London, December 1938. A smiling young lady is getting off her bike and heading for a reception that was organized […]
London, December 1938. A smiling young lady is getting off her bike and heading for a reception that was organized just for her. There’s content in her eyes, and why wouldn’t there be: with 29,064 miles in her legs, the brave cyclist has just established the women’s world record for miles covered in one year. What she’s not aware of at the moment is that it will take 76 years for someone to beat her achievement.
As so many legends, Billie Fleming too crossed paths with cycling by accident. She was born in 1914: as expected from a young lady at that time, Billie graduated from school at the age of 16 and started a career of a typist and secretary. Two years later, a friend introduced her to the benefits of riding a bicycle. Enchanted by the ride, Fleming decided to include pedalling in her daily routine. Back in the day, there was a lot of talk about women’s health and the positive influence movement has on it, so Billie came up with the idea of promoting movement on two wheels.

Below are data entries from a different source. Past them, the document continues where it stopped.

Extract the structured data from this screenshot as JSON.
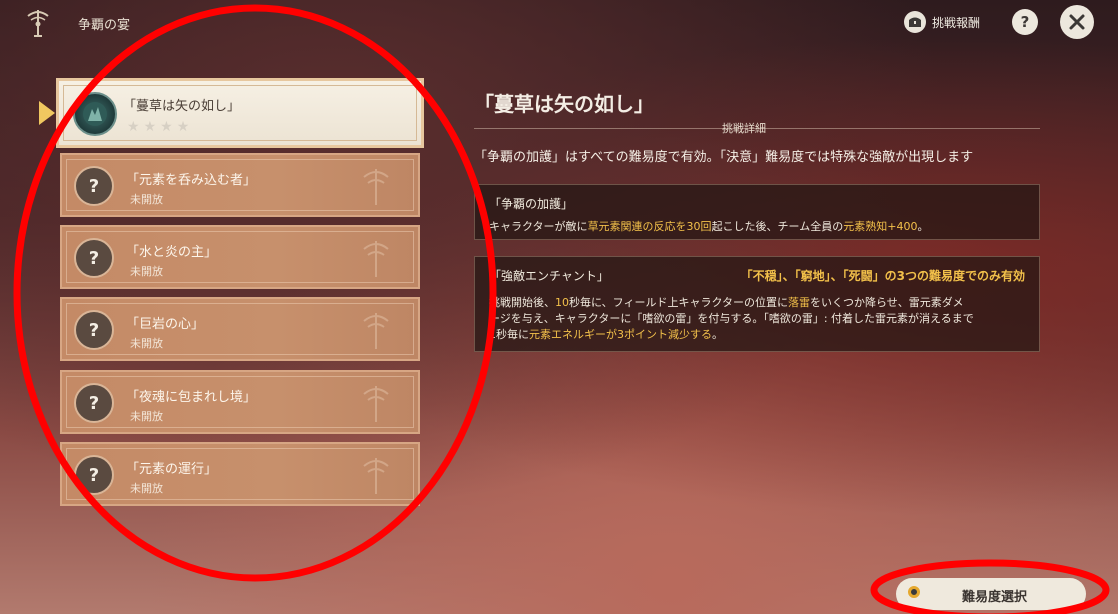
{
  "header": {
    "title": "争覇の宴",
    "reward_label": "挑戦報酬",
    "help_glyph": "?",
    "close_glyph": "✕"
  },
  "challenges": [
    {
      "name": "「蔓草は矢の如し」",
      "status": "",
      "stars": 4,
      "selected": true
    },
    {
      "name": "「元素を呑み込む者」",
      "status": "未開放",
      "badge": "?"
    },
    {
      "name": "「水と炎の主」",
      "status": "未開放",
      "badge": "?"
    },
    {
      "name": "「巨岩の心」",
      "status": "未開放",
      "badge": "?"
    },
    {
      "name": "「夜魂に包まれし境」",
      "status": "未開放",
      "badge": "?"
    },
    {
      "name": "「元素の運行」",
      "status": "未開放",
      "badge": "?"
    }
  ],
  "detail": {
    "title": "「蔓草は矢の如し」",
    "section_label": "挑戦詳細",
    "summary": "「争覇の加護」はすべての難易度で有効。「決意」難易度では特殊な強敵が出現します",
    "blessing": {
      "title": "「争覇の加護」",
      "body_prefix": "キャラクターが敵に",
      "body_hl1": "草元素関連の反応を30回",
      "body_mid": "起こした後、チーム全員の",
      "body_hl2": "元素熟知+400",
      "body_suffix": "。"
    },
    "enchant": {
      "title": "「強敵エンチャント」",
      "note": "「不穏」、「窮地」、「死闘」の3つの難易度でのみ有効",
      "l1a": "挑戦開始後、",
      "l1b": "10",
      "l1c": "秒毎に、フィールド上キャラクターの位置に",
      "l1d": "落雷",
      "l1e": "をいくつか降らせ、雷元素ダメ",
      "l2": "ージを与え、キャラクターに「嗜欲の雷」を付与する。「嗜欲の雷」: 付着した雷元素が消えるまで",
      "l3a": "1秒毎に",
      "l3b": "元素エネルギーが3ポイント減少する",
      "l3c": "。"
    }
  },
  "footer": {
    "difficulty_button": "難易度選択"
  },
  "colors": {
    "annotation": "#ff0000",
    "highlight": "#f2c04a"
  }
}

After contacting dozens of companies with a sponsorship request, Rudge-Whitworth equipped Billie with a new bicycle. Traditional cycling gear wasn’t the only equipment Billie had on her journey. The Cadbury company was sweet enough to sponsor the aspiring cyclist as well. Every month, she received five-pound bars of fine Cadbury chocolate. On January 1st, 1938, Fleming set off on her journey decided to ride every day no matter what. And so she did.
How did they check Billie’s performance back then, you ask? Well, they had quite a system worked out. Each day, Billie had to fill in a checklist, have it signed by a witness, and mail it to the Cycling magazine. Furthermore, a cyclometer was installed on her bicycle. Billie had to regularly visit what was called the “cycling offices”, so that the officers could check if the cyclometer hadn’t been tampered with.
The year 1938 is said to have had a cold and snowy winter, while the summer was sunny and mild. On those nice warm days, Billie covered distances that were double her average. She didn’t carry any bottles of water or food on her: when thirsty or hungry, the young lady simply stopped at a cafe or a restaurant.
The average distance Billie covered in a day was 81 miles, which, in the end, added up to 29,604 miles covered in one year. No water, no support team, just this easy-going young woman who described her adventure as something completely common: a simple matter of the power of youth. Her quest was all about promoting health on two wheels. Later on, she was called the “Rudge-Whitworth Keep Fit Girl”.
After completing her quest, Billie decided to cycle across the USA. However, WWII ruined her plans and she came up with a new idea: racing on a tricycle. Fleming set three new world records, for 25, 50 and 100 miles.
Billie didn’t really dedicate the rest of her life to cycling, but that doesn’t mean she was all done with it. Fleming simply cycled as a hobby instead of racing in an arena. The Keep Fit Girl died in 2014, aged 100 years and still holding the record. It was no sooner than two years after her passing that someone (namely Kajsa Tylen) managed to break it.